The district courts are the trial courts of general jurisdiction of Texas. The geographical area served by each court is established by the Legislature, but each county must be served by at least one district court. In sparsely populated areas of the State, several counties may be served by a single district court, while an urban county may be served by many district courts. Texas has 469 District Courts.
District courts have original jurisdiction in all felony criminal cases, divorce cases, cases involving title to land, election contest cases, civil matters in which the amount in controversy (the amount of money or damages involved) is $200 or more, and any matters in which jurisdiction is not placed exclusively in another trial court. While most district courts try both criminal and civil cases, in the more densely populated counties the courts may specialize in civil, criminal, juvenile, or family law matters.
Number: 1 judge per court.
Number of Districts Statewide: 469
Selection: Partisan, district-wide election. Vacancies between elections filled by gubernatorial appointment with advice and consent of Senate.

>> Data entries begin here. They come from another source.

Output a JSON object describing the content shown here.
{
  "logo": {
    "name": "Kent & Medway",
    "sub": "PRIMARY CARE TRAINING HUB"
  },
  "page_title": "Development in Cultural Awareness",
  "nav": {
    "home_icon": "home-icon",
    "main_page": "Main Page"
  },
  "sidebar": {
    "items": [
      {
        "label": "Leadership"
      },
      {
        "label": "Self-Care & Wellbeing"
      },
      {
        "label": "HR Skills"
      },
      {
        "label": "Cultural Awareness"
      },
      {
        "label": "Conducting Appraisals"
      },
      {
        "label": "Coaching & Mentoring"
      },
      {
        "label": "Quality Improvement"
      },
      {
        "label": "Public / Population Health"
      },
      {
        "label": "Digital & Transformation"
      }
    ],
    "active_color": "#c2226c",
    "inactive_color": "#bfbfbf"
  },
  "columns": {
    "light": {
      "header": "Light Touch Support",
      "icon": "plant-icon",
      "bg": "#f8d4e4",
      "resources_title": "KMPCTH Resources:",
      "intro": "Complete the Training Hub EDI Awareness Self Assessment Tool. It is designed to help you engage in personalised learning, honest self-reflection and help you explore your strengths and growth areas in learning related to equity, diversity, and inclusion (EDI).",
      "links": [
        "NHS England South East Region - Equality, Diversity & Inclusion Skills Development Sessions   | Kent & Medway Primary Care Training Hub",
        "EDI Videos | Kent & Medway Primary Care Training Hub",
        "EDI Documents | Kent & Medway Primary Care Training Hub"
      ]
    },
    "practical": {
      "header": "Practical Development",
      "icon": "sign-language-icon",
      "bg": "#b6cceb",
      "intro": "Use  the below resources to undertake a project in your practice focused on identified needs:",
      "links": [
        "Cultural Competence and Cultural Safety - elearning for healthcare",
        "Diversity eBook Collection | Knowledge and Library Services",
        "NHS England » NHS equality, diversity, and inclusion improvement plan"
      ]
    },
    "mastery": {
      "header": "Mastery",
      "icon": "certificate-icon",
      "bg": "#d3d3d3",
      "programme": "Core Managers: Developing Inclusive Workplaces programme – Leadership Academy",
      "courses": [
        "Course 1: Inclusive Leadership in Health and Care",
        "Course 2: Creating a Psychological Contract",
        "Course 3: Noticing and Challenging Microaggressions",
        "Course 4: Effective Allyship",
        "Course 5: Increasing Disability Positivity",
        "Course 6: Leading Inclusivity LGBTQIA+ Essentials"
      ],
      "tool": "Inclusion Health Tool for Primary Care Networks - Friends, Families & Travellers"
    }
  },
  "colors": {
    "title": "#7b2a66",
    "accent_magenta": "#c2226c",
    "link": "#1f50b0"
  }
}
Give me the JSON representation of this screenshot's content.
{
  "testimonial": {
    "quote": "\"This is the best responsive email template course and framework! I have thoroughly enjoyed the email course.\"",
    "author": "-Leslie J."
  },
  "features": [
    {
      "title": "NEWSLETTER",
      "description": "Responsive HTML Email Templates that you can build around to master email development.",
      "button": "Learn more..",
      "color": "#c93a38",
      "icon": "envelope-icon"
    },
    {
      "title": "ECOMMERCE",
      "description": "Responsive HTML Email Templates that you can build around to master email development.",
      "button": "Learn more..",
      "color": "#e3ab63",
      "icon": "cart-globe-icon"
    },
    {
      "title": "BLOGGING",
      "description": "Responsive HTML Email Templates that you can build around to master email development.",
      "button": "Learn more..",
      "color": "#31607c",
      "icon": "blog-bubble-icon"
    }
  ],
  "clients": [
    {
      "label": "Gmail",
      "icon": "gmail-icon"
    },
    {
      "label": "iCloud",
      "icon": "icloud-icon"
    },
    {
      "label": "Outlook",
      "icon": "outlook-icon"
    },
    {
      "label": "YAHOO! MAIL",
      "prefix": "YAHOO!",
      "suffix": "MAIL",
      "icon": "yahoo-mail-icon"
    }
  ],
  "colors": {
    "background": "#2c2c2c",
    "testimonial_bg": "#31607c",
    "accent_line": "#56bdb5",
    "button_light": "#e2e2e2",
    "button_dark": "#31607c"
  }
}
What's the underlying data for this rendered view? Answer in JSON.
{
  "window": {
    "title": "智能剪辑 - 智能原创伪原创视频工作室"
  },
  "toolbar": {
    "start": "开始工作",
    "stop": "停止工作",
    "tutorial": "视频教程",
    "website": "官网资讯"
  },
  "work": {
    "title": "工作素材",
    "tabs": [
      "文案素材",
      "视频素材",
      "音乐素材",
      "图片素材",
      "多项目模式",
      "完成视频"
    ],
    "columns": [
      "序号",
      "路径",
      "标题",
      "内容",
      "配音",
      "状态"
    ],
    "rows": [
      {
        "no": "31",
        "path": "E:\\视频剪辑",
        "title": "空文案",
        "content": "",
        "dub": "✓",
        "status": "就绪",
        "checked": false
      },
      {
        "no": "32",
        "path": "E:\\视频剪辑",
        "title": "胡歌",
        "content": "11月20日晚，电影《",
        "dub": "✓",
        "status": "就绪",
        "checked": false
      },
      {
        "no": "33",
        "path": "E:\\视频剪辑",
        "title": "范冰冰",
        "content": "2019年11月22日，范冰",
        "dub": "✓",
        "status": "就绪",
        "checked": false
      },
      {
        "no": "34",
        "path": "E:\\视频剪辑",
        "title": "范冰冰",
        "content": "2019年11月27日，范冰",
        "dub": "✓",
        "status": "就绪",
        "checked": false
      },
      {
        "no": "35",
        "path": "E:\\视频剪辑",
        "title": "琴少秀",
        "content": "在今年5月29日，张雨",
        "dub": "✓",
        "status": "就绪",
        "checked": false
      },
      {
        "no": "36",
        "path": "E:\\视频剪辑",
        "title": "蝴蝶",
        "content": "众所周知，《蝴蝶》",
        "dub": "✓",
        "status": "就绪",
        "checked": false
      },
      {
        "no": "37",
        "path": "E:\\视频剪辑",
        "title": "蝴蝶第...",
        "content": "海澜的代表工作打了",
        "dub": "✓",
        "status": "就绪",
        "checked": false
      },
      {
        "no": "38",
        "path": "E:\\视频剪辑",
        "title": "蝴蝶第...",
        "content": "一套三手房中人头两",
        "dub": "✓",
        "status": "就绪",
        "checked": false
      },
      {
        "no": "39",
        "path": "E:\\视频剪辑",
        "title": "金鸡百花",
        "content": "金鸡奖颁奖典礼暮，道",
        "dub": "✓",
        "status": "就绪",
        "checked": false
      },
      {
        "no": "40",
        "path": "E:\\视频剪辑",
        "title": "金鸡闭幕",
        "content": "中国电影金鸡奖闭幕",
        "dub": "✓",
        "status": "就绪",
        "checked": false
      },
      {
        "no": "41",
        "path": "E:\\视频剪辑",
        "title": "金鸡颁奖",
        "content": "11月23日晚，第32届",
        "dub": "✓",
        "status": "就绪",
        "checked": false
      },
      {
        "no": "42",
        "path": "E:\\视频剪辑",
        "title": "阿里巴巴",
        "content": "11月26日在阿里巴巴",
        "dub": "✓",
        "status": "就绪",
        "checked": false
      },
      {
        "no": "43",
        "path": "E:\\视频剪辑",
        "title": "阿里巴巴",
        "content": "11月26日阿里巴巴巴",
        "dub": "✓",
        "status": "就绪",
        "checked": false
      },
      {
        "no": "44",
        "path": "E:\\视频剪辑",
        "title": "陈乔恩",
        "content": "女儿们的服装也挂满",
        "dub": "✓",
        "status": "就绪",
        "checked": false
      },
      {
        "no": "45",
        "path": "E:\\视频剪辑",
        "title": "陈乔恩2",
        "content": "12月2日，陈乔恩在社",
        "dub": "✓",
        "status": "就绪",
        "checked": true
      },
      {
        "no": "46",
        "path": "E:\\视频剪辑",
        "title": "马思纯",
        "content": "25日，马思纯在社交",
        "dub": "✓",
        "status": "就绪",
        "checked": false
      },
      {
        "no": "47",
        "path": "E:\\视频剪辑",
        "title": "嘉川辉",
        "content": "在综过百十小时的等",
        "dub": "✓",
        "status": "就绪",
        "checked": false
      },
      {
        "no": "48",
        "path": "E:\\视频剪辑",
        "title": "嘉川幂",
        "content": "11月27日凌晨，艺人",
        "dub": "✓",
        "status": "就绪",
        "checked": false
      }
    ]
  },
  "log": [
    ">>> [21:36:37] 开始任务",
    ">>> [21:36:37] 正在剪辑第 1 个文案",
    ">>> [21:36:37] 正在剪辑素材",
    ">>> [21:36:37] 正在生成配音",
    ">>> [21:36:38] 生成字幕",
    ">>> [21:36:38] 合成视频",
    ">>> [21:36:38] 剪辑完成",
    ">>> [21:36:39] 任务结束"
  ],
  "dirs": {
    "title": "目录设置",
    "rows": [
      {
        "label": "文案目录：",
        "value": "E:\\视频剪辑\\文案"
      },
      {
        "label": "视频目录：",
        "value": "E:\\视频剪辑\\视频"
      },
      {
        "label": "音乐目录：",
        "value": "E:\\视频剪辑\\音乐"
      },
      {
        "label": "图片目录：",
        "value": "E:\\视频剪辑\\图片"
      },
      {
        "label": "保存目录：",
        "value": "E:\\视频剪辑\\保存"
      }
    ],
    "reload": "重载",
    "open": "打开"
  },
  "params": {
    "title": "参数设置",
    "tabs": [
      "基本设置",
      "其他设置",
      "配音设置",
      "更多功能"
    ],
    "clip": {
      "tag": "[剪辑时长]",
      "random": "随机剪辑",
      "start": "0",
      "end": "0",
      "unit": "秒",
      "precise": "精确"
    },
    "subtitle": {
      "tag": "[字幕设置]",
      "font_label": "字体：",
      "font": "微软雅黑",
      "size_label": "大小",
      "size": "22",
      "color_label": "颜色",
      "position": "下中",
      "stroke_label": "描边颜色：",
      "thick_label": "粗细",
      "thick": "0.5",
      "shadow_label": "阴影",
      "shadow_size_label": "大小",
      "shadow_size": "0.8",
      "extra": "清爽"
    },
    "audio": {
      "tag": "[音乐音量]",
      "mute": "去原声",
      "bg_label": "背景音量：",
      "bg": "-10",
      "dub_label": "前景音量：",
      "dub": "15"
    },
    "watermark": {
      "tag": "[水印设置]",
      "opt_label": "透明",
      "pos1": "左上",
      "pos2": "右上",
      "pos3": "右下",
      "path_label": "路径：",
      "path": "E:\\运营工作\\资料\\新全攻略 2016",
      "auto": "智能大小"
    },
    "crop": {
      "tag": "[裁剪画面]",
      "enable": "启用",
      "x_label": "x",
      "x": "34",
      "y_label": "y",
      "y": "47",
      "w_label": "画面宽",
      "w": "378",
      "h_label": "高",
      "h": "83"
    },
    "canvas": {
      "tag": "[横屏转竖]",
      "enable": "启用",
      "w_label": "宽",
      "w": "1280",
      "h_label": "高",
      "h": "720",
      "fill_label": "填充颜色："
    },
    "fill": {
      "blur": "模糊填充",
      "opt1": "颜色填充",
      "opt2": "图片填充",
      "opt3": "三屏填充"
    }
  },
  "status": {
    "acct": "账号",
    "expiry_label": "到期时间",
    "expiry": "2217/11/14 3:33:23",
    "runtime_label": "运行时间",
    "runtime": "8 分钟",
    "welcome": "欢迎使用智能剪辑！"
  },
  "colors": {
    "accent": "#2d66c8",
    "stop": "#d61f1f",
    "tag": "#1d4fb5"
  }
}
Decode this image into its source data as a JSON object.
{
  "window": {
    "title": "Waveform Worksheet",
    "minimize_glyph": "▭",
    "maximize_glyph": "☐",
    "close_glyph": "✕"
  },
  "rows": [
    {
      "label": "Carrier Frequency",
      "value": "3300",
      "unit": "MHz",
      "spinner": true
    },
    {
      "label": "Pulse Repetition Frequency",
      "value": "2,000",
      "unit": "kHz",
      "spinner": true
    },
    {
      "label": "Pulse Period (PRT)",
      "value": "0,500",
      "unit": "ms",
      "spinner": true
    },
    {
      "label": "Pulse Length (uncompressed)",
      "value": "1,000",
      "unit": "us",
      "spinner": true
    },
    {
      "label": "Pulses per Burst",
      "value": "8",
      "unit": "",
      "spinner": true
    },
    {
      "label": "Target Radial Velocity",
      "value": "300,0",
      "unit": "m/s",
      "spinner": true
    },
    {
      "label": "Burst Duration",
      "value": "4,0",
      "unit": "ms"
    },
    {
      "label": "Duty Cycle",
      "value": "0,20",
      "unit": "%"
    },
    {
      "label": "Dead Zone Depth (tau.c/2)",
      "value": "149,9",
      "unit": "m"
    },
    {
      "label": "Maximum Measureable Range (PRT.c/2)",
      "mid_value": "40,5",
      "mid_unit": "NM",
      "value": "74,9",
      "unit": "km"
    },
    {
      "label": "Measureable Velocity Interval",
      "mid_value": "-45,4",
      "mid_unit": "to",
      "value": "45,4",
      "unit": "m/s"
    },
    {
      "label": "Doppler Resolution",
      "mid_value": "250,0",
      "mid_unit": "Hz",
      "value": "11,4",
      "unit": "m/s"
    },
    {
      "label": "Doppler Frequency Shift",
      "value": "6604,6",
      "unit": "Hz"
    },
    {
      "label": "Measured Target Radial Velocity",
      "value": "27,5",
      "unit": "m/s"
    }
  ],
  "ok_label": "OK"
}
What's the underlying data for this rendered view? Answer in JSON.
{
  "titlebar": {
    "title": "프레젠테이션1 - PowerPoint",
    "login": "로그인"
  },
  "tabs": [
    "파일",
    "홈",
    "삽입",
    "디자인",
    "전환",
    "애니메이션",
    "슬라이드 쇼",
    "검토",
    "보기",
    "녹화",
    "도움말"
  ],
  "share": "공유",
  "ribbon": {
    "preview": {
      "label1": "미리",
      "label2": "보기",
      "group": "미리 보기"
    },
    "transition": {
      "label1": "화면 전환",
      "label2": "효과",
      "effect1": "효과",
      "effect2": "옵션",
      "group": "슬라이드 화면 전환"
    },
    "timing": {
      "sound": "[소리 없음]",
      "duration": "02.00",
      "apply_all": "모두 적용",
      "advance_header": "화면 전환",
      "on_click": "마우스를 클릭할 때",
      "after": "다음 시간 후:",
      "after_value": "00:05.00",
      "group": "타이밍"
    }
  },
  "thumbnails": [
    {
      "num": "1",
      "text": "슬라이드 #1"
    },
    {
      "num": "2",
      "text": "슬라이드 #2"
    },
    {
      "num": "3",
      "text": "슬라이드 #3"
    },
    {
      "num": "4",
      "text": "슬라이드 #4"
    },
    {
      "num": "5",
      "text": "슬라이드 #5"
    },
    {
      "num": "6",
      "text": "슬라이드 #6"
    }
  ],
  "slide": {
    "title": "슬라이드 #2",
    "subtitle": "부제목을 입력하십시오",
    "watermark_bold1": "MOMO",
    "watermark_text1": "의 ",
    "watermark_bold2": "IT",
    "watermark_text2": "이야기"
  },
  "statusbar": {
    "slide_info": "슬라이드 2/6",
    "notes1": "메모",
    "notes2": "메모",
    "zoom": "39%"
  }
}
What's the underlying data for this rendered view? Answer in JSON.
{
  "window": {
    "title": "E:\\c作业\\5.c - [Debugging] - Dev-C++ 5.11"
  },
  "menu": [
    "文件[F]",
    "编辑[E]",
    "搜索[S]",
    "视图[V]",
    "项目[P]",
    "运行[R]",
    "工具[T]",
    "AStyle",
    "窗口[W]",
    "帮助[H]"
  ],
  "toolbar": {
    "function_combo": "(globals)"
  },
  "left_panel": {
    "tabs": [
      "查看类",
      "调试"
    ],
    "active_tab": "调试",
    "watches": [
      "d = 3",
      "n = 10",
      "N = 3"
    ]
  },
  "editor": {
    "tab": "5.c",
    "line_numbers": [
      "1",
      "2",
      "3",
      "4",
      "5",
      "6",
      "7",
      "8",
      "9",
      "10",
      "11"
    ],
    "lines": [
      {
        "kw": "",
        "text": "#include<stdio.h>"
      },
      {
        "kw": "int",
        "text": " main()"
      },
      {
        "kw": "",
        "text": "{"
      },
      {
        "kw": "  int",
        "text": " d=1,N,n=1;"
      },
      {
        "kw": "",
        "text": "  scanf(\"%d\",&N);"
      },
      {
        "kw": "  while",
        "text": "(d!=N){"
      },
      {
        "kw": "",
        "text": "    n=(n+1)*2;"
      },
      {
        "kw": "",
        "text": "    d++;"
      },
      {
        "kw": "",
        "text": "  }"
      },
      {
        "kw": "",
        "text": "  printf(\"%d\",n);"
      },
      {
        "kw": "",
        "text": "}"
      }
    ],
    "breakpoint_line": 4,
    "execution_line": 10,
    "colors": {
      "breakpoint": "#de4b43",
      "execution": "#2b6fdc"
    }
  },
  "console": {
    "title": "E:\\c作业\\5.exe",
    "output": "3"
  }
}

Qualifications: Citizen of U.S. and of Texas; age 25 to 74; resident of the district for 2 years; and a practicing lawyer or judge, or both combined, for 4 years.
Term: 4 years.